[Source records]

::::::

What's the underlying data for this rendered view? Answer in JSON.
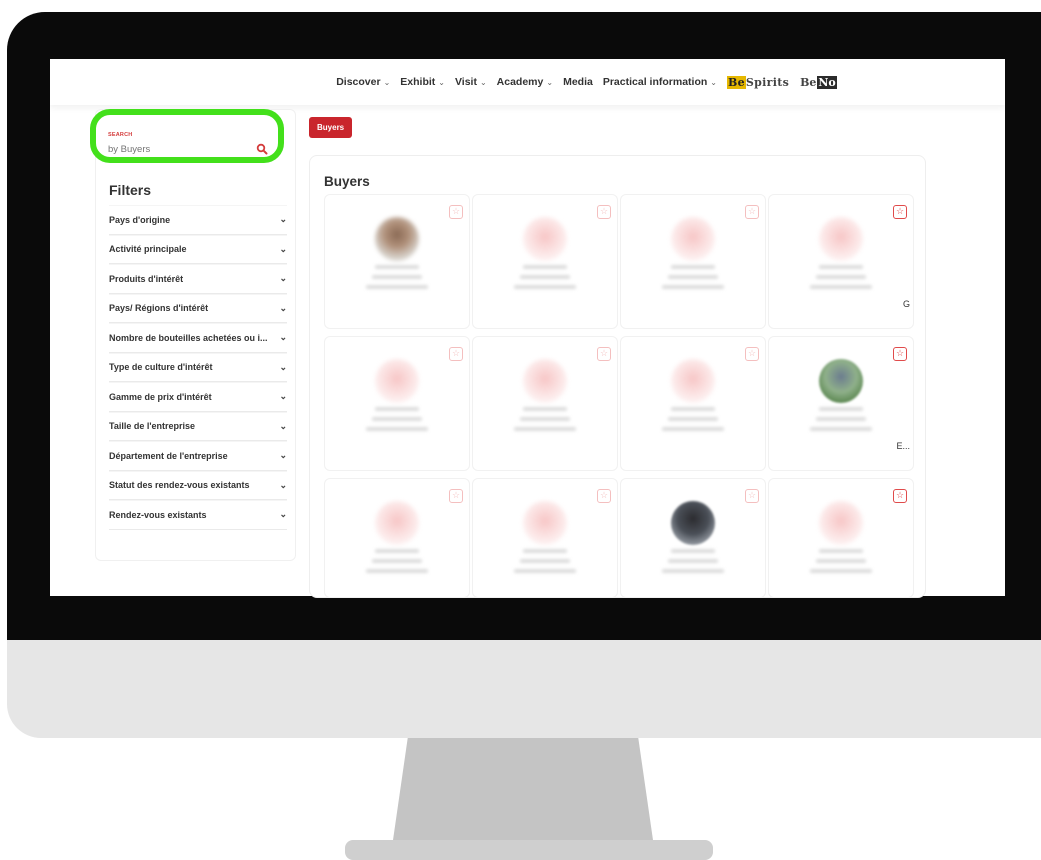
{
  "nav": {
    "items": [
      {
        "label": "Discover",
        "has_menu": true
      },
      {
        "label": "Exhibit",
        "has_menu": true
      },
      {
        "label": "Visit",
        "has_menu": true
      },
      {
        "label": "Academy",
        "has_menu": true
      },
      {
        "label": "Media",
        "has_menu": false
      },
      {
        "label": "Practical information",
        "has_menu": true
      }
    ],
    "brand1_prefix": "Be",
    "brand1_rest": "Spirits",
    "brand2_prefix": "Be",
    "brand2_rest": "No"
  },
  "search": {
    "label": "SEARCH",
    "placeholder": "by Buyers",
    "highlight_color": "#43e01b"
  },
  "filters": {
    "title": "Filters",
    "items": [
      "Pays d'origine",
      "Activité principale",
      "Produits d'intérêt",
      "Pays/ Régions d'intérêt",
      "Nombre de bouteilles achetées ou i...",
      "Type de culture d'intérêt",
      "Gamme de prix d'intérêt",
      "Taille de l'entreprise",
      "Département de l'entreprise",
      "Statut des rendez-vous existants",
      "Rendez-vous existants"
    ]
  },
  "main": {
    "badge": "Buyers",
    "title": "Buyers",
    "accent": "#c9252c",
    "card_trailing": [
      "",
      "",
      "",
      "G",
      "",
      "",
      "",
      "E...",
      "",
      "",
      "",
      ""
    ]
  }
}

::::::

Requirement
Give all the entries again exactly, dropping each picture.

Task output
What's the underlying data for this rendered view? Answer in JSON.
{
  "nav": {
    "items": [
      {
        "label": "Discover",
        "has_menu": true
      },
      {
        "label": "Exhibit",
        "has_menu": true
      },
      {
        "label": "Visit",
        "has_menu": true
      },
      {
        "label": "Academy",
        "has_menu": true
      },
      {
        "label": "Media",
        "has_menu": false
      },
      {
        "label": "Practical information",
        "has_menu": true
      }
    ],
    "brand1_prefix": "Be",
    "brand1_rest": "Spirits",
    "brand2_prefix": "Be",
    "brand2_rest": "No"
  },
  "search": {
    "label": "SEARCH",
    "placeholder": "by Buyers",
    "highlight_color": "#43e01b"
  },
  "filters": {
    "title": "Filters",
    "items": [
      "Pays d'origine",
      "Activité principale",
      "Produits d'intérêt",
      "Pays/ Régions d'intérêt",
      "Nombre de bouteilles achetées ou i...",
      "Type de culture d'intérêt",
      "Gamme de prix d'intérêt",
      "Taille de l'entreprise",
      "Département de l'entreprise",
      "Statut des rendez-vous existants",
      "Rendez-vous existants"
    ]
  },
  "main": {
    "badge": "Buyers",
    "title": "Buyers",
    "accent": "#c9252c",
    "card_trailing": [
      "",
      "",
      "",
      "G",
      "",
      "",
      "",
      "E...",
      "",
      "",
      "",
      ""
    ]
  }
}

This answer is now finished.